            What I am doing in Avi-Labs now is something I did not do before and you will actually see people everywhere you go.

            Plus the grid will have money to support itself. Already is! 🙂

          • So, you are saying you didn’t even see the ghosts on those visits?

          • Alex Ferraris

            no….:) I saw my shadow

          • hehehe-)

          • Alex Ferraris

            Well its been about 5 years since I have first started AviWorlds grid. My community has followed me since then even IN FAILURE do you think they will not follow me in success?

      • Alex Ferraris

        No Maria.
        If Alex builds it, they will come!
        That is my favorite saying…lol
        Anyway I build a grid so its residents want to stay in it and NOT want to stay or go somewhere else. That weakens the grid if that happens.
        I WANT PEOPLE TO STAY IN, BUILD, CREATE, HAVE FUN, BRING FRIENDS, BUY, SELL , HAVE SEX, MARRY, CHEAT whatever it is….I WANT THEM TO WANT TO DO IT IN MY GRID.

        I build a grid for them to stay in it not to go away from it. It does not compute in my head to build something for the people to go spend time out of it…

        If I was a bird and I built a nest. Then the female bird goes to another NEST and another nest why do I need a nest for?????

        but I am not a bird….

  • Susannah Avonside

    For me Hypergrid is what it’s all about. When I first joined SL back in 2009 it wasn’t long before I questioned as to whether there were other, similar worlds to SL and discovered the Open Metaverse. By early 2010 I had an avatar, and by chance disovered Hypergrid. It was clunky, and was a bit hit and miss, but what a revelation. SL just seemed to be the 3D equivalent of the early AOL or Compuserve wheras OpenSim offered far more, the 3D web, as it were, and that caught my imagination. The commercial aspects of anything don’t interest me one bit – I think it all needs to have it’s costs covered,and I am happy to contribute to that end, but I would draw the line at anyone making a profit out of anything.

    I just don’t understand the mentality of closed grids, any more than I understand why anyone using Microsoft products (even less so Apple products) when there is so much available that is open source.There are issues with development, as we know, but we also know that crowd funding seems to be quite effective in dealing with this.

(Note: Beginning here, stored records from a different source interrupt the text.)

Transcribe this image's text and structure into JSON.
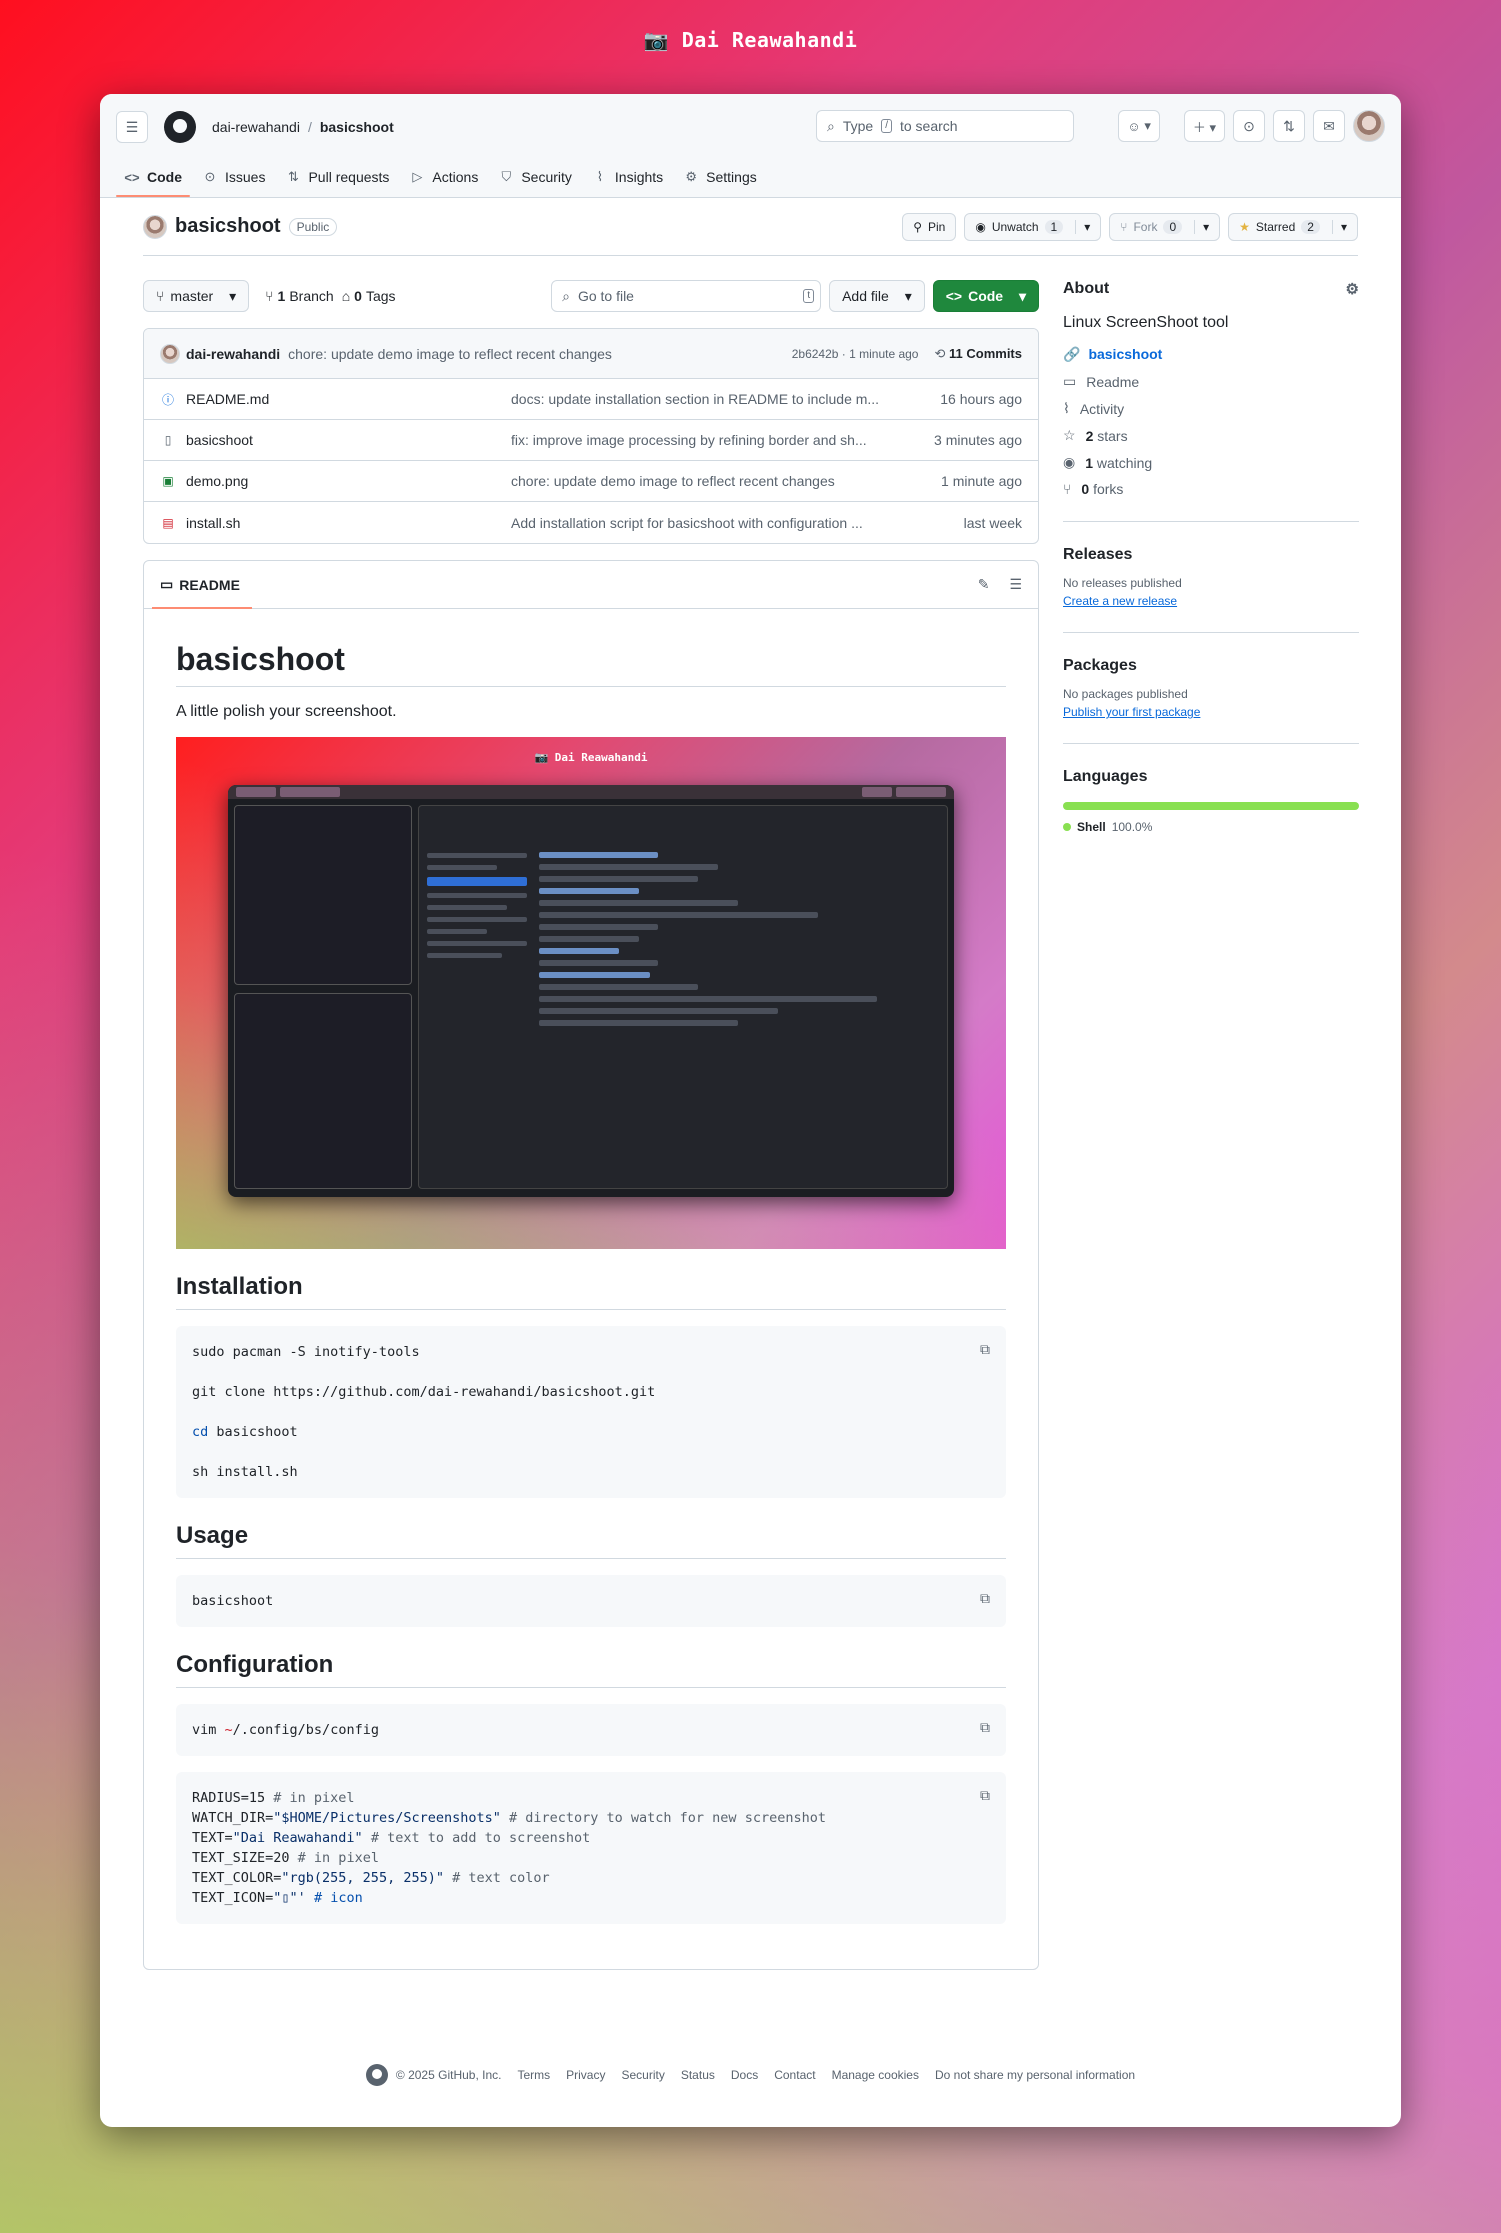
{
  "top_title": "Dai Reawahandi",
  "header": {
    "owner": "dai-rewahandi",
    "separator": "/",
    "repo": "basicshoot",
    "search_pre": "Type",
    "search_key": "/",
    "search_post": "to search",
    "tabs": [
      {
        "label": "Code",
        "icon": "code-icon"
      },
      {
        "label": "Issues",
        "icon": "issue-icon"
      },
      {
        "label": "Pull requests",
        "icon": "pull-request-icon"
      },
      {
        "label": "Actions",
        "icon": "play-icon"
      },
      {
        "label": "Security",
        "icon": "shield-icon"
      },
      {
        "label": "Insights",
        "icon": "graph-icon"
      },
      {
        "label": "Settings",
        "icon": "gear-icon"
      }
    ]
  },
  "repo": {
    "name": "basicshoot",
    "visibility": "Public",
    "pin": "Pin",
    "unwatch": "Unwatch",
    "watch_count": "1",
    "fork": "Fork",
    "fork_count": "0",
    "starred": "Starred",
    "star_count": "2"
  },
  "controls": {
    "branch": "master",
    "branches_count": "1",
    "branches_label": "Branch",
    "tags_count": "0",
    "tags_label": "Tags",
    "goto_placeholder": "Go to file",
    "goto_key": "t",
    "add_file": "Add file",
    "code": "Code"
  },
  "commit": {
    "author": "dai-rewahandi",
    "message": "chore: update demo image to reflect recent changes",
    "hash_time": "2b6242b · 1 minute ago",
    "count": "11 Commits"
  },
  "files": [
    {
      "name": "README.md",
      "message": "docs: update installation section in README to include m...",
      "time": "16 hours ago",
      "icon": "info-icon"
    },
    {
      "name": "basicshoot",
      "message": "fix: improve image processing by refining border and sh...",
      "time": "3 minutes ago",
      "icon": "file-icon"
    },
    {
      "name": "demo.png",
      "message": "chore: update demo image to reflect recent changes",
      "time": "1 minute ago",
      "icon": "image-file-icon"
    },
    {
      "name": "install.sh",
      "message": "Add installation script for basicshoot with configuration ...",
      "time": "last week",
      "icon": "terminal-file-icon"
    }
  ],
  "readme": {
    "tab": "README",
    "title": "basicshoot",
    "intro": "A little polish your screenshoot.",
    "demo_title": "Dai Reawahandi",
    "installation": "Installation",
    "install_lines": {
      "l1": "sudo pacman -S inotify-tools",
      "l2": "git clone https://github.com/dai-rewahandi/basicshoot.git",
      "l3_cmd": "cd",
      "l3_arg": " basicshoot",
      "l4": "sh install.sh"
    },
    "usage": "Usage",
    "usage_line": "basicshoot",
    "configuration": "Configuration",
    "config_cmd": "vim ",
    "config_tilde": "~",
    "config_path": "/.config/bs/config",
    "config": {
      "r1a": "RADIUS=15 ",
      "r1c": "# in pixel",
      "r2a": "WATCH_DIR=",
      "r2s": "\"$HOME/Pictures/Screenshots\"",
      "r2c": " # directory to watch for new screenshot",
      "r3a": "TEXT=",
      "r3s": "\"Dai Reawahandi\"",
      "r3c": " # text to add to screenshot",
      "r4a": "TEXT_SIZE=20 ",
      "r4c": "# in pixel",
      "r5a": "TEXT_COLOR=",
      "r5s": "\"rgb(255, 255, 255)\"",
      "r5c": " # text color",
      "r6a": "TEXT_ICON=",
      "r6s": "\"▯\"",
      "r6q": "'",
      "r6c": " # icon"
    }
  },
  "sidebar": {
    "about": "About",
    "description": "Linux ScreenShoot tool",
    "link": "basicshoot",
    "readme": "Readme",
    "activity": "Activity",
    "stars_count": "2",
    "stars": "stars",
    "watching_count": "1",
    "watching": "watching",
    "forks_count": "0",
    "forks": "forks",
    "releases": "Releases",
    "no_releases": "No releases published",
    "create_release": "Create a new release",
    "packages": "Packages",
    "no_packages": "No packages published",
    "publish_package": "Publish your first package",
    "languages": "Languages",
    "lang_name": "Shell",
    "lang_pct": "100.0%",
    "lang_color": "#89e051"
  },
  "footer": {
    "copyright": "© 2025 GitHub, Inc.",
    "links": [
      "Terms",
      "Privacy",
      "Security",
      "Status",
      "Docs",
      "Contact",
      "Manage cookies",
      "Do not share my personal information"
    ]
  }
}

    I’m sure that the economy of any grid other than SL and maybe InWorldz is going to be tiny. Kitely Market has a chance, but that seems only because it has deliberately decided to use Hypergrid as a way of distributing virtual goods. I personally think that the economy of the Open Metaverse will grow and that the fears of the nay-sayers will prove unfounded – and the ‘walled gardens’ either open up or cease to exist. Remember, there used to be countries in the real world that were walled gardens. But then the ordinary people in them realised that there it this nebulous thing called freedom, and that they wanted it. It’s a bit easier in the virtual world, especially in the OpenSim variety of virtual world, soon enough people get fed up of being in a kind of sub-par SL, and want the freedom offered by the Open Metaverse. Medium to long term I think it is having Hypergrid enabled that is going to be the deciding factor.

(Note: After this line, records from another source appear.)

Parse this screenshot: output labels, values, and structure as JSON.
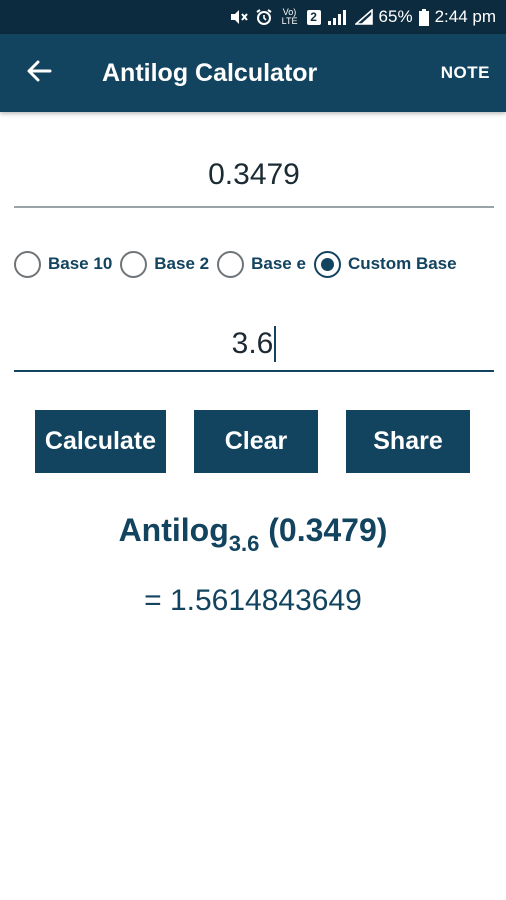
{
  "status_bar": {
    "battery": "65%",
    "time": "2:44 pm",
    "sim_slot": "2",
    "network": "Vo) LTE"
  },
  "app_bar": {
    "title": "Antilog Calculator",
    "note_label": "NOTE",
    "back_icon": "arrow-left-icon"
  },
  "input": {
    "value": "0.3479"
  },
  "base_options": [
    {
      "label": "Base 10",
      "checked": false
    },
    {
      "label": "Base 2",
      "checked": false
    },
    {
      "label": "Base e",
      "checked": false
    },
    {
      "label": "Custom Base",
      "checked": true
    }
  ],
  "custom_base": {
    "value": "3.6"
  },
  "buttons": {
    "calculate": "Calculate",
    "clear": "Clear",
    "share": "Share"
  },
  "result": {
    "prefix": "Antilog",
    "base": "3.6",
    "argument": "(0.3479)",
    "value": "= 1.5614843649"
  },
  "colors": {
    "primary": "#12435f",
    "status_bar": "#0d2b3e"
  }
}
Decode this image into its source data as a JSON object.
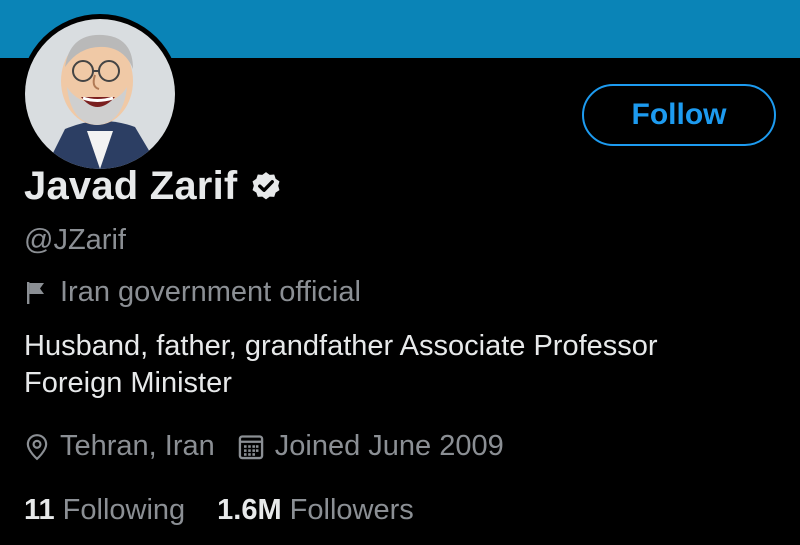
{
  "colors": {
    "banner": "#0a84b7",
    "background": "#000000",
    "accent": "#1d9bf0",
    "text_primary": "#e7e9ea",
    "text_secondary": "#8b8f94"
  },
  "profile": {
    "name": "Javad Zarif",
    "handle": "@JZarif",
    "verified_icon": "verified-badge-icon",
    "label_icon": "flag-icon",
    "label": "Iran government official",
    "bio_lines": [
      "Husband, father, grandfather Associate Professor",
      "Foreign Minister"
    ],
    "location_icon": "location-pin-icon",
    "location": "Tehran, Iran",
    "joined_icon": "calendar-icon",
    "joined": "Joined June 2009"
  },
  "actions": {
    "follow_label": "Follow"
  },
  "stats": {
    "following_count": "11",
    "following_label": "Following",
    "followers_count": "1.6M",
    "followers_label": "Followers"
  }
}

    Who in their right minds is going to swap SL for a closed OpenSim based grid with virtual merchandise reminiscent of SL c. 2005?